This does not appear in any other Gospel
So, if a story does not appear in every Gospel it is grounds for it to be discarded? Are you really sure you want to do this? For instance, how many of the Gospels mention the Virgin Birth?

Now, I bet you didn't know that the Bible also promotes socialism, did you? Well according to Conservapedia the conservative word 'volunteer' (how does a word become conservative or liberal, by the way?) appears only once in the English Standard Version of the Bible, but the socialistic (their word, not mine) word 'comrade' appears, wait for it, three whole times! It's virtually the Communist Manifesto! I mean, twice more than 'volunteer'. The Reds are coming I tell you. It gets worse though, why that blatantly Marxist word 'labourer' is used an entire thirteen times. THIRTEEN. 'Laboured' is used a mammoth 15 times. Everyone knows that there are absolutely no other possible uses of the word 'labourer' and 'laboured'' ever, other than in reference to the brothers and sisters of the Comintern and in the context of worldwide Marxist revolution.

In case you were wondering about the context of this breathtaking stupidity, a quick Google search suggests there are between about 773,000 and 784,000 words in the Bible, depending on the version. That means 'comrade' constitutes about 0.0004% of the words in the Bible. All hail the revolution.

This is the first time I've bothered to read Conservapedia, and on this evidence it seems to be the place for any half witted, ignorant, arrogant, uneducated dimwit to voice their opinions online as though they are fact. I'm going to be keeping a closer eye on this place as blog fodder, especially since they seem to have a world history section that I definitely plan to give the Terrible Truth treatment to.

And ultra-conservatives wonder why their guy and their values lost the 2008 US election.

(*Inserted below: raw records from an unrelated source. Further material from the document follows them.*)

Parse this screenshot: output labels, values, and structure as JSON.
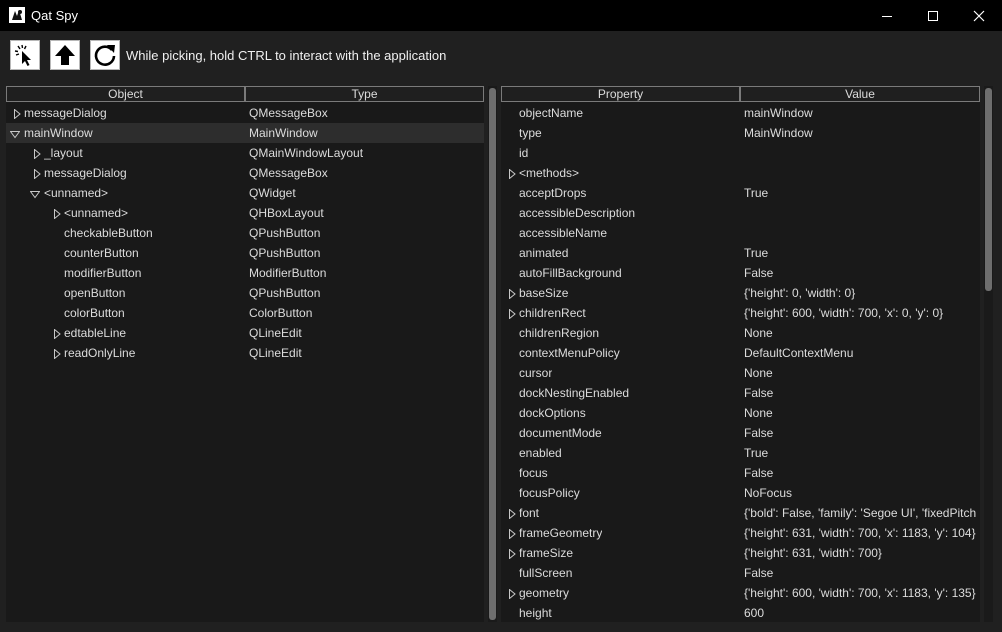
{
  "window": {
    "title": "Qat Spy"
  },
  "toolbar": {
    "pick_icon": "pick-cursor-icon",
    "up_icon": "arrow-up-icon",
    "refresh_icon": "refresh-icon",
    "hint": "While picking, hold CTRL to interact with the application"
  },
  "object_tree": {
    "columns": [
      "Object",
      "Type"
    ],
    "rows": [
      {
        "name": "messageDialog",
        "type": "QMessageBox",
        "depth": 0,
        "expander": "collapsed"
      },
      {
        "name": "mainWindow",
        "type": "MainWindow",
        "depth": 0,
        "expander": "expanded",
        "selected": true
      },
      {
        "name": "_layout",
        "type": "QMainWindowLayout",
        "depth": 1,
        "expander": "collapsed"
      },
      {
        "name": "messageDialog",
        "type": "QMessageBox",
        "depth": 1,
        "expander": "collapsed"
      },
      {
        "name": "<unnamed>",
        "type": "QWidget",
        "depth": 1,
        "expander": "expanded"
      },
      {
        "name": "<unnamed>",
        "type": "QHBoxLayout",
        "depth": 2,
        "expander": "collapsed"
      },
      {
        "name": "checkableButton",
        "type": "QPushButton",
        "depth": 2,
        "expander": "none"
      },
      {
        "name": "counterButton",
        "type": "QPushButton",
        "depth": 2,
        "expander": "none"
      },
      {
        "name": "modifierButton",
        "type": "ModifierButton",
        "depth": 2,
        "expander": "none"
      },
      {
        "name": "openButton",
        "type": "QPushButton",
        "depth": 2,
        "expander": "none"
      },
      {
        "name": "colorButton",
        "type": "ColorButton",
        "depth": 2,
        "expander": "none"
      },
      {
        "name": "edtableLine",
        "type": "QLineEdit",
        "depth": 2,
        "expander": "collapsed"
      },
      {
        "name": "readOnlyLine",
        "type": "QLineEdit",
        "depth": 2,
        "expander": "collapsed"
      }
    ]
  },
  "properties": {
    "columns": [
      "Property",
      "Value"
    ],
    "rows": [
      {
        "name": "objectName",
        "value": "mainWindow",
        "expander": "none"
      },
      {
        "name": "type",
        "value": "MainWindow",
        "expander": "none"
      },
      {
        "name": "id",
        "value": "",
        "expander": "none"
      },
      {
        "name": "<methods>",
        "value": "",
        "expander": "collapsed"
      },
      {
        "name": "acceptDrops",
        "value": "True",
        "expander": "none"
      },
      {
        "name": "accessibleDescription",
        "value": "",
        "expander": "none"
      },
      {
        "name": "accessibleName",
        "value": "",
        "expander": "none"
      },
      {
        "name": "animated",
        "value": "True",
        "expander": "none"
      },
      {
        "name": "autoFillBackground",
        "value": "False",
        "expander": "none"
      },
      {
        "name": "baseSize",
        "value": "{'height': 0, 'width': 0}",
        "expander": "collapsed"
      },
      {
        "name": "childrenRect",
        "value": "{'height': 600, 'width': 700, 'x': 0, 'y': 0}",
        "expander": "collapsed"
      },
      {
        "name": "childrenRegion",
        "value": "None",
        "expander": "none"
      },
      {
        "name": "contextMenuPolicy",
        "value": "DefaultContextMenu",
        "expander": "none"
      },
      {
        "name": "cursor",
        "value": "None",
        "expander": "none"
      },
      {
        "name": "dockNestingEnabled",
        "value": "False",
        "expander": "none"
      },
      {
        "name": "dockOptions",
        "value": "None",
        "expander": "none"
      },
      {
        "name": "documentMode",
        "value": "False",
        "expander": "none"
      },
      {
        "name": "enabled",
        "value": "True",
        "expander": "none"
      },
      {
        "name": "focus",
        "value": "False",
        "expander": "none"
      },
      {
        "name": "focusPolicy",
        "value": "NoFocus",
        "expander": "none"
      },
      {
        "name": "font",
        "value": "{'bold': False, 'family': 'Segoe UI', 'fixedPitch",
        "expander": "collapsed"
      },
      {
        "name": "frameGeometry",
        "value": "{'height': 631, 'width': 700, 'x': 1183, 'y': 104}",
        "expander": "collapsed"
      },
      {
        "name": "frameSize",
        "value": "{'height': 631, 'width': 700}",
        "expander": "collapsed"
      },
      {
        "name": "fullScreen",
        "value": "False",
        "expander": "none"
      },
      {
        "name": "geometry",
        "value": "{'height': 600, 'width': 700, 'x': 1183, 'y': 135}",
        "expander": "collapsed"
      },
      {
        "name": "height",
        "value": "600",
        "expander": "none"
      }
    ]
  }
}
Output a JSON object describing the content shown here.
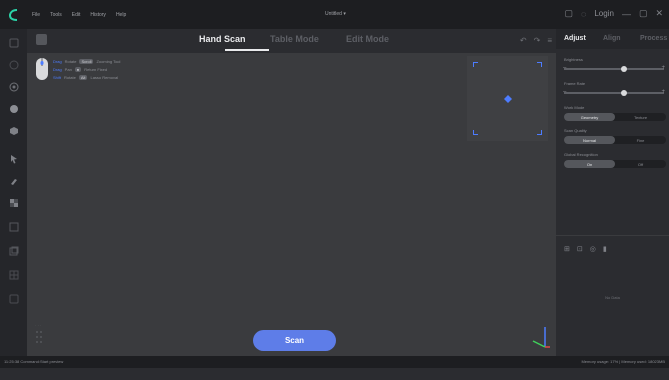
{
  "menubar": {
    "menus": [
      "File",
      "Tools",
      "Edit",
      "History",
      "Help"
    ],
    "document_title": "Untitled ▾",
    "login_label": "Login"
  },
  "mode_tabs": [
    {
      "label": "Hand Scan",
      "active": true
    },
    {
      "label": "Table Mode",
      "active": false
    },
    {
      "label": "Edit Mode",
      "active": false
    }
  ],
  "mouse_hints": [
    {
      "key": "Drag",
      "desc": "Rotate",
      "extra": "Scroll",
      "extra_desc": "Zooming Tool"
    },
    {
      "key": "Drag",
      "desc": "Pan",
      "extra": "●",
      "extra_desc": "Return Fixed"
    },
    {
      "key": "Shift",
      "desc": "Rotate",
      "extra": "Alt",
      "extra_desc": "Lasso Removal"
    }
  ],
  "scan_button": {
    "label": "Scan"
  },
  "right_panel": {
    "tabs": [
      {
        "label": "Adjust",
        "active": true
      },
      {
        "label": "Align",
        "active": false
      },
      {
        "label": "Process",
        "active": false
      }
    ],
    "brightness": {
      "label": "Brightness",
      "level": 0.6
    },
    "frame_rate": {
      "label": "Frame Rate",
      "level": 0.6
    },
    "work_mode": {
      "label": "Work Mode",
      "options": [
        "Geometry",
        "Texture"
      ],
      "selected": 0
    },
    "scan_quality": {
      "label": "Scan Quality",
      "options": [
        "Normal",
        "Fine"
      ],
      "selected": 0
    },
    "global_recognition": {
      "label": "Global Recognition",
      "options": [
        "On",
        "Off"
      ],
      "selected": 0
    },
    "empty_text": "No Data"
  },
  "statusbar": {
    "left_text": "11:25:38 Command:Start preview",
    "right_text": "Memory usage: 17% | Memory used: 18023MB"
  },
  "colors": {
    "accent": "#4d7cff",
    "scan_button": "#5e7de8",
    "background": "#3a3b3e"
  },
  "icons": {
    "left_toolbar": [
      "new-project-icon",
      "open-icon",
      "select-icon",
      "light-icon",
      "cube-icon",
      "pointer-icon",
      "brush-icon",
      "checker-icon",
      "box-icon",
      "layers-icon",
      "grid-icon",
      "measure-icon"
    ]
  }
}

Let me spell it out:

It's because as soon as you open your mouths the rest of us realise you're all fucking idiots.

1 comment:

  1. Maybe we should take a transcript of Rush Limbaugh's radio show and remove any dumb ass comments, flat-out lies and any hypocrisy or bloviating from it.

    I'll assign that mammoth project to you once you've finished analyzing the Bible. I think it make take you a little longer.